I am so thankfull that Pam took time for conversation with me !
And it is so great to be part of this world wide sisterhood/tribe ;)
xo from Germany,
P.S. Love this Rainbow Eucalyptus and it´s metaphorical language ! ;)
I really do !
Yep, this feeling of not fitting in is something that’s been hitting home for me lately. An infertility friend recently told me that she didn’t understand why we “gave up” and that I was her “worst nightmare” in the same conversation. It’s like it’s bad enough to deal with the emotional fallout of my reproductive system not working properly, but then for a person that I once considered a friend to say something like that was beyond painful. So I don’t fit in with the group of women who all supported each other through infertility, and not only do I not fit in anymore, but I’m their worst nightmare…. Ouch.
I’ve been hearing a lot about mindfulness lately. I think I need to look into it some more.
Off to read Justine’s blog which I didn’t even know existed before yesterday.
Echoing all that has been said above. I’m horrified to hear Isa’s experience. In a Duggar-glorifying world, it’s not surprising. But I truly hoped that things would be different.
The point about society turning mindfulness on its head to justify the isolation those living with infertility experience is a take I hadn’t considered. I know this has been done before and overcome (cancer anyone?), but we as a community need to band together to do so again. Because mindfulness should be about compassion, not silence.
And I consider you all an important part of the tribe. But maybe it’s also a sign that I don’t belong either?}
I once had this notion, dear Cristy, that women who didn’t achieve success with motherhood after infertility needed their own space, but I’ve long since modified that position. In the rawness of the loss, this particular tribe certainly craves added care and tenderness, but we most certainly don’t live in isolation. It’s for that very reason that we need bridges built by those with compassion who can validate and acknowledge our lives. You have been a most kind and able ambassador to our once island of pain. It is through kind hearts like yours that we can once again assimilate into society. You will always hold a very special place in my heart. You are an endearing soul who has found a way to speak our language…
I completely agree, Pamela! — both that we don’t live in isolation, and that Cristy has been a great ambassador. :)
As Mali said, Justine doesn’t need a new community — we’re right here! :) And while we definitely have our own issues and perspectives, I agree with you that complete segregation from the broader ALI community is not the answer. As I said in my own comment on Justine’s post, we need to keep speaking up — loudly! — & letting people know we are here, and that there is a good life to be had without children. Whether they have never experienced infertility themselves, are still in the throes of treatment, or are at the end of their rope and wonder “what now?” after another IVF failure — people need to know this is a valid option, that while it may not be the outcome we all hope for, it’s not the end of the world either — and we are living proof of that.
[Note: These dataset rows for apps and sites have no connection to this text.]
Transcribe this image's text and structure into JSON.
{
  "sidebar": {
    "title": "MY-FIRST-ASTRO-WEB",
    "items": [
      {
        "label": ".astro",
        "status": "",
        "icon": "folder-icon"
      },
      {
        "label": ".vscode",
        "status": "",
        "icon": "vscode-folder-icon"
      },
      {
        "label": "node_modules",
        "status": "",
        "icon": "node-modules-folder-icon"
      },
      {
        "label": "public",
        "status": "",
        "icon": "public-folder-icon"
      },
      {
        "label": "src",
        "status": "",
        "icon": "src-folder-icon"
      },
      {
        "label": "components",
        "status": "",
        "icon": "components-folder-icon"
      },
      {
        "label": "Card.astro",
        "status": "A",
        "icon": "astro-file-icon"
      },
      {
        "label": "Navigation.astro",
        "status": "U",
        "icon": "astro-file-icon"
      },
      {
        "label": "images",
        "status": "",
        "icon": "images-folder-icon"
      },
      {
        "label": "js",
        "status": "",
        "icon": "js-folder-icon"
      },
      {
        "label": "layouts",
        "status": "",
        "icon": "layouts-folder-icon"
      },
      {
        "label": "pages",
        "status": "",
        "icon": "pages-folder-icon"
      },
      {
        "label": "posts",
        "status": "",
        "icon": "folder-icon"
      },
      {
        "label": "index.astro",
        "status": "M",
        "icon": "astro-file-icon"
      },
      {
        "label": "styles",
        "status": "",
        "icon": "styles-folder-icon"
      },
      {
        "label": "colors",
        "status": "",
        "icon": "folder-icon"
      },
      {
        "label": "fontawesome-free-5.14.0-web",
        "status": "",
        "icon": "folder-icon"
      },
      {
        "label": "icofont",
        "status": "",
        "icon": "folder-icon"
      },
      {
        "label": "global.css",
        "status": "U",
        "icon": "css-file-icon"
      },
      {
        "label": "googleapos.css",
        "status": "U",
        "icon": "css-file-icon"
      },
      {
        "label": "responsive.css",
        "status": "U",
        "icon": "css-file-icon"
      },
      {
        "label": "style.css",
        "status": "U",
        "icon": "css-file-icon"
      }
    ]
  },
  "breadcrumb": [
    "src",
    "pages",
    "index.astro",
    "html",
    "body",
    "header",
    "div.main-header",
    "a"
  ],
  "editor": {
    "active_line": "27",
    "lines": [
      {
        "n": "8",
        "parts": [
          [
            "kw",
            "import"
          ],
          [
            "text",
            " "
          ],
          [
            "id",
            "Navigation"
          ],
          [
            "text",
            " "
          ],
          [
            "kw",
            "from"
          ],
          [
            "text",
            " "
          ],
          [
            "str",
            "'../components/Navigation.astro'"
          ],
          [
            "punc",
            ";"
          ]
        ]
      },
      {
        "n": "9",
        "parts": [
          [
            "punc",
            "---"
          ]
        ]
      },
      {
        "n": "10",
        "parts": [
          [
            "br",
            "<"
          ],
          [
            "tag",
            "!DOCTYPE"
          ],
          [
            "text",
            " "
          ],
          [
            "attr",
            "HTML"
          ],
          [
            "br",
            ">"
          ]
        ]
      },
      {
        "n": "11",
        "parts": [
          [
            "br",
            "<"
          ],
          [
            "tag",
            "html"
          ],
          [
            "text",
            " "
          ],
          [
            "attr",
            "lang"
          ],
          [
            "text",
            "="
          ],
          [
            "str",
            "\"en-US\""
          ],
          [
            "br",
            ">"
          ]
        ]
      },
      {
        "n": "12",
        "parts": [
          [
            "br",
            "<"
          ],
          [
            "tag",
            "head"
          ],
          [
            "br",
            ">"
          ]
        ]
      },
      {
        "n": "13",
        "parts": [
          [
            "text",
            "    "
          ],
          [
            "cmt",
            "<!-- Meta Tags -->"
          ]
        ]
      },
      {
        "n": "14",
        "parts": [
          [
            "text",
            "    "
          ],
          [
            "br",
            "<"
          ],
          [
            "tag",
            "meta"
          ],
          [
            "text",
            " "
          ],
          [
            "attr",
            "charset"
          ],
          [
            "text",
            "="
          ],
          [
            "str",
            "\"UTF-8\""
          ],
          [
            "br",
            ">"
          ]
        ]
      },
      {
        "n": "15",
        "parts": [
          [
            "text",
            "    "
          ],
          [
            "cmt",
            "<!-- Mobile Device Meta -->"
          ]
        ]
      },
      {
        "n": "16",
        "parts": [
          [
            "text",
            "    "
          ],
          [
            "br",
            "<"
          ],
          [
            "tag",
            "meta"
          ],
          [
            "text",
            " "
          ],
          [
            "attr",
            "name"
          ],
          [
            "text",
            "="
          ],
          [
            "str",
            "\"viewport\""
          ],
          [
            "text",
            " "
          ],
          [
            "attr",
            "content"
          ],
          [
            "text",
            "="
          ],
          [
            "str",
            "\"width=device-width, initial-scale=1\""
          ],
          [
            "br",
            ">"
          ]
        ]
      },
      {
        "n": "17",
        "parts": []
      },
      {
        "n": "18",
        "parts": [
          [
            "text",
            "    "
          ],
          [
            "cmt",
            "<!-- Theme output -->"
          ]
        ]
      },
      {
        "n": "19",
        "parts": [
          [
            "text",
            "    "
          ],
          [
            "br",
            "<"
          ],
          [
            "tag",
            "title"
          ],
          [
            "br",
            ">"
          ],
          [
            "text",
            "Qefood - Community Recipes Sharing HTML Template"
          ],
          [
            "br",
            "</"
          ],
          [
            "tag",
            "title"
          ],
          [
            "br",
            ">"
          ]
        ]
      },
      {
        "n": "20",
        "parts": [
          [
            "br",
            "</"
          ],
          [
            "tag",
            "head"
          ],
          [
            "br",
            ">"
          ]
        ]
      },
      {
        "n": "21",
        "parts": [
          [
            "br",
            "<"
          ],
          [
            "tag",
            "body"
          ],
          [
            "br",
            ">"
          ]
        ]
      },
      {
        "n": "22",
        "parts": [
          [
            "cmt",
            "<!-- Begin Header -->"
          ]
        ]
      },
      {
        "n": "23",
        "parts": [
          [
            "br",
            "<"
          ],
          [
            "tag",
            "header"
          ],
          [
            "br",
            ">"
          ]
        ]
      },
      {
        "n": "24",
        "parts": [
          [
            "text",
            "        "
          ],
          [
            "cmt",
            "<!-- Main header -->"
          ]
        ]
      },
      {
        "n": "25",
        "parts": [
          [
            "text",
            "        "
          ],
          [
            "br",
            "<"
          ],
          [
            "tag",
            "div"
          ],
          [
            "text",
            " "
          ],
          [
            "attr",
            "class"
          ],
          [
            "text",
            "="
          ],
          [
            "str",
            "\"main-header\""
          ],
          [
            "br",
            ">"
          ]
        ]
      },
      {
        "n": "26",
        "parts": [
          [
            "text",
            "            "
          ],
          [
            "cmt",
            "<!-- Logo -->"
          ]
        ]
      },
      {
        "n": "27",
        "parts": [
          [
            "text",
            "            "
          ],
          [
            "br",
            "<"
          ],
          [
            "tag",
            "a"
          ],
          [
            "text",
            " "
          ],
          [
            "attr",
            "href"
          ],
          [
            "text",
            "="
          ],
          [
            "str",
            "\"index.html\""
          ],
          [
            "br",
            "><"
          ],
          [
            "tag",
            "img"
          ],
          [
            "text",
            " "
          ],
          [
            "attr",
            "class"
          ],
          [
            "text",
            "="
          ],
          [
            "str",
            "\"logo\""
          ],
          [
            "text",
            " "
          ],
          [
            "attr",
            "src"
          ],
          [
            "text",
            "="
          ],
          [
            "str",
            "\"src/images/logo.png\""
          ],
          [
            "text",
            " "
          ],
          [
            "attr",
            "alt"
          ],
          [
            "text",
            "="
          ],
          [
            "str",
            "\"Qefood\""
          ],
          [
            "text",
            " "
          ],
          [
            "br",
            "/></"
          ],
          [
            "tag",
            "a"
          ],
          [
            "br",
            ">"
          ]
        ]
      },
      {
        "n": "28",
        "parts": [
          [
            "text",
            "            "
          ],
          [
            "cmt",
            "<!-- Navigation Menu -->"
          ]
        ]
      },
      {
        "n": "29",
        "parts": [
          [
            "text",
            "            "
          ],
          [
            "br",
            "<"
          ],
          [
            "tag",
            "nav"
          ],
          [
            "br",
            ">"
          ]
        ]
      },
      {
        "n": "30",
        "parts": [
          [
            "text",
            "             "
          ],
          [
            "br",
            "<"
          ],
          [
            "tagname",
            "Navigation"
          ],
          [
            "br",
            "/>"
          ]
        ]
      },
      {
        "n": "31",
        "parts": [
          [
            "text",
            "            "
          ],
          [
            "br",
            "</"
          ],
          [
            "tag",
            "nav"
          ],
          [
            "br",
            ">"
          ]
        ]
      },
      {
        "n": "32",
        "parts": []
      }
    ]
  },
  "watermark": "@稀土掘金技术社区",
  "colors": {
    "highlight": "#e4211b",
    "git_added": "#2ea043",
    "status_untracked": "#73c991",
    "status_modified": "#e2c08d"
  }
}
A sad, depressed woman with grey skies?
No, that’s definitely not how I see my world.
And it is definitely not the way I see Isa, Pamela, Kinsey, Mali, Sarah, Loribeth and many other childless-not-by-choice bloggie friends.